So it shouldn’t be a surprise that I’ve also intrigued with the idea of using comics and graphic novels as part of social studies instructional design. And Wednesday, the group nerded out with some great conversation about what that can look like.
We started by doing Read more
It’s February. Black History Month.
And I gotta be honest. I’m always a bit conflicted about the idea. The concept of a month specifically set aside for the study of Black History started back in 1926 when historian Carter G. Woodson and the Association for the Study of Negro Life and History announced the second week of February to be “Negro History Week.” That particular week was chosen because it marked the birthday of both Abraham Lincoln and Frederick Douglass.
In 1976, the federal government followed the lead of the Black United Students at Kent State and established the entire month of February as Black History Month. President Ford urged Americans, and especially teachers and schools, to “seize the opportunity to honor the too-often neglected accomplishments of black Americans in every area of endeavor throughout our history.”
The hope was that Black History Month would provide a very intentional time for all of us to remember together the struggles of African Americans to obtain the basic civil rights afforded to others, the challenges African Americans have faced for centuries, and the contributions of African Americans to who we are. But . . . the real hope was that the story of essential people, events, and places, routinely ignored, would be incorporated throughout the school year.
Recent movies such as Selma and Marshall and books such as Hidden Figures do a great job of creating a sense of a specific time period, of overt racism and violence, the need for supporting the right to vote, the courage of everyday individuals, and of the thought process behind events. The message of Black History Month remains – that the quest for equality and dignity in the United States was difficult and dangerous. And that the extraordinary work of ordinary folks such as John Lewis, Jimmie Lee Jackson, and Amelia Boynton Robinson still isn’t finished.
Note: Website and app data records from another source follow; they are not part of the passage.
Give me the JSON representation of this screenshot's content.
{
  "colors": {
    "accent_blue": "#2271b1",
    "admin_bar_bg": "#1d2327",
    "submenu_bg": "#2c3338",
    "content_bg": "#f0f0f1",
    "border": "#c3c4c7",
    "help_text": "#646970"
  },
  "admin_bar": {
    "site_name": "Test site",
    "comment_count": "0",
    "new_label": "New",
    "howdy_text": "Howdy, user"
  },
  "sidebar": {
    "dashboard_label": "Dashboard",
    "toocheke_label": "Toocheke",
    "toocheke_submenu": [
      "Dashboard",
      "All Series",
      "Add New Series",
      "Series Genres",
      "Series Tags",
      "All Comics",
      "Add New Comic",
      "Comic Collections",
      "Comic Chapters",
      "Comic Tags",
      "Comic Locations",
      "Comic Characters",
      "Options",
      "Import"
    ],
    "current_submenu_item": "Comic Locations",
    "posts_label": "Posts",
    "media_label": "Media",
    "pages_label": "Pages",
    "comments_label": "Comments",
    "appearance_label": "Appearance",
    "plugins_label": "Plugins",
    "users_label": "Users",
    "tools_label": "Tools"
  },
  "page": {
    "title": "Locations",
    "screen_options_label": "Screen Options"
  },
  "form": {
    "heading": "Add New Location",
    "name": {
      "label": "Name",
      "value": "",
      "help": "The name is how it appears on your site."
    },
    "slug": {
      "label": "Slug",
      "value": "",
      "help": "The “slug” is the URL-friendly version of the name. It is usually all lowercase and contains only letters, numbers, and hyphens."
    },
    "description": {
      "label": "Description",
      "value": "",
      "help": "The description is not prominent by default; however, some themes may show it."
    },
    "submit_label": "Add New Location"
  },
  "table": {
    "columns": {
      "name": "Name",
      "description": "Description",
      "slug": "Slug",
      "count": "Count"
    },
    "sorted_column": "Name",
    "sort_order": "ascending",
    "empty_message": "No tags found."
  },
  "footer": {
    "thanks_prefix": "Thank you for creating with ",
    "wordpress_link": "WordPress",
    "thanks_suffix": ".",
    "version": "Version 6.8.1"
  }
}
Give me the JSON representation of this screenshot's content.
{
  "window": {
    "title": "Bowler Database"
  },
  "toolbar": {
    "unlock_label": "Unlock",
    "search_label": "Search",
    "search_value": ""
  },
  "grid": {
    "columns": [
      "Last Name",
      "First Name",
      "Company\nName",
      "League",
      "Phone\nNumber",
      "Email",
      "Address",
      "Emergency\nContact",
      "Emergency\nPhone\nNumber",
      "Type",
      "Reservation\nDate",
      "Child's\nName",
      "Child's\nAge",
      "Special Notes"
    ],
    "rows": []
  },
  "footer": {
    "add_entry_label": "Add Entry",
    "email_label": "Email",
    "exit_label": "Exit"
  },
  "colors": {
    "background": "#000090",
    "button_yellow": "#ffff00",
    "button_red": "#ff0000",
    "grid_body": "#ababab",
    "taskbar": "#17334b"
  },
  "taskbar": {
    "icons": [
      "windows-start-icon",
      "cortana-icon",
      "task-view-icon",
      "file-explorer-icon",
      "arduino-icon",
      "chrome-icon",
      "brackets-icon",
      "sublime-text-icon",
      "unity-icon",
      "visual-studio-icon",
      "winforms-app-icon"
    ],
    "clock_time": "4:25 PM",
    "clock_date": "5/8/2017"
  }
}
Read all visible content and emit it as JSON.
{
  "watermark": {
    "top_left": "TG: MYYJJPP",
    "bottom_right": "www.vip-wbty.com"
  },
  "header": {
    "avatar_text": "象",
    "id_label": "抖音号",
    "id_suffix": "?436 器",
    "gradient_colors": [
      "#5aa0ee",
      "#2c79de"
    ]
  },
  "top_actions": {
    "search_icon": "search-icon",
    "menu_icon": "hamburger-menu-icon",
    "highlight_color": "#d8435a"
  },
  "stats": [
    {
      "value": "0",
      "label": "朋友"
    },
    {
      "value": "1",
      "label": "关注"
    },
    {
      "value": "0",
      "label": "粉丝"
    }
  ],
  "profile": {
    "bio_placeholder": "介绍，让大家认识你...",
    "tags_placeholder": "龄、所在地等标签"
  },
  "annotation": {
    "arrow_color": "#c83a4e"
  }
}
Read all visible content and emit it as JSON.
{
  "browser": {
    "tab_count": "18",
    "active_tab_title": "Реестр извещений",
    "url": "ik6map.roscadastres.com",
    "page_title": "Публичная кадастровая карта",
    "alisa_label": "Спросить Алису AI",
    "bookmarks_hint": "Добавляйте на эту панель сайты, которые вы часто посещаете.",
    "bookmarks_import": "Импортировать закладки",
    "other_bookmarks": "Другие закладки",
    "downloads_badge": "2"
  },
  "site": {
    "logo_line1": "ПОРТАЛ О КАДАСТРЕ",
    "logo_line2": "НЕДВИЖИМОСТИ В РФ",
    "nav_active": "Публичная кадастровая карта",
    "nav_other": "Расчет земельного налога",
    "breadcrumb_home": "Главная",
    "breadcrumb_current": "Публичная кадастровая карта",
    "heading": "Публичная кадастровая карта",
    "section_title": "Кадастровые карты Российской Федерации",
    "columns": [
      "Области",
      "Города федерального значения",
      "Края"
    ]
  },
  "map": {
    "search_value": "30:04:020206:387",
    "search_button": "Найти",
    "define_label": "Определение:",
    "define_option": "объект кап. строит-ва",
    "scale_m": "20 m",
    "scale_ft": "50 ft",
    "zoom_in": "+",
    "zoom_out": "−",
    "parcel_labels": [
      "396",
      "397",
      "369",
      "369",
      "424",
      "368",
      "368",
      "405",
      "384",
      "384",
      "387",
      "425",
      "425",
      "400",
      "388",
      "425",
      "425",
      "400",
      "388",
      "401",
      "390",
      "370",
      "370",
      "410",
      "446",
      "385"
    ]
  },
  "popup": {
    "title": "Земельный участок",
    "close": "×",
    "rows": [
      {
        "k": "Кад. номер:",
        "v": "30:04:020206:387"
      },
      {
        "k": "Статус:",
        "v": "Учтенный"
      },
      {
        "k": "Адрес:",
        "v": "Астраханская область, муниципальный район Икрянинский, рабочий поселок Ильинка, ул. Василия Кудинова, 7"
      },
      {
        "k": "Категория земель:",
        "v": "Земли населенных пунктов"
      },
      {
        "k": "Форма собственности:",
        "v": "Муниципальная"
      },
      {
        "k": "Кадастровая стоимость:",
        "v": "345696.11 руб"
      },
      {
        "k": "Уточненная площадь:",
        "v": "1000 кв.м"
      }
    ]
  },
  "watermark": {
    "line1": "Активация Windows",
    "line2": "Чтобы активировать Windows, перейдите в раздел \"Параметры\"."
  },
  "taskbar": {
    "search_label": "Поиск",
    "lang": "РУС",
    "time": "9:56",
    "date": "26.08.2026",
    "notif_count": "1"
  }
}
But I’m still a bit conflicted.
Jose Vilson, teacher and activist, Read more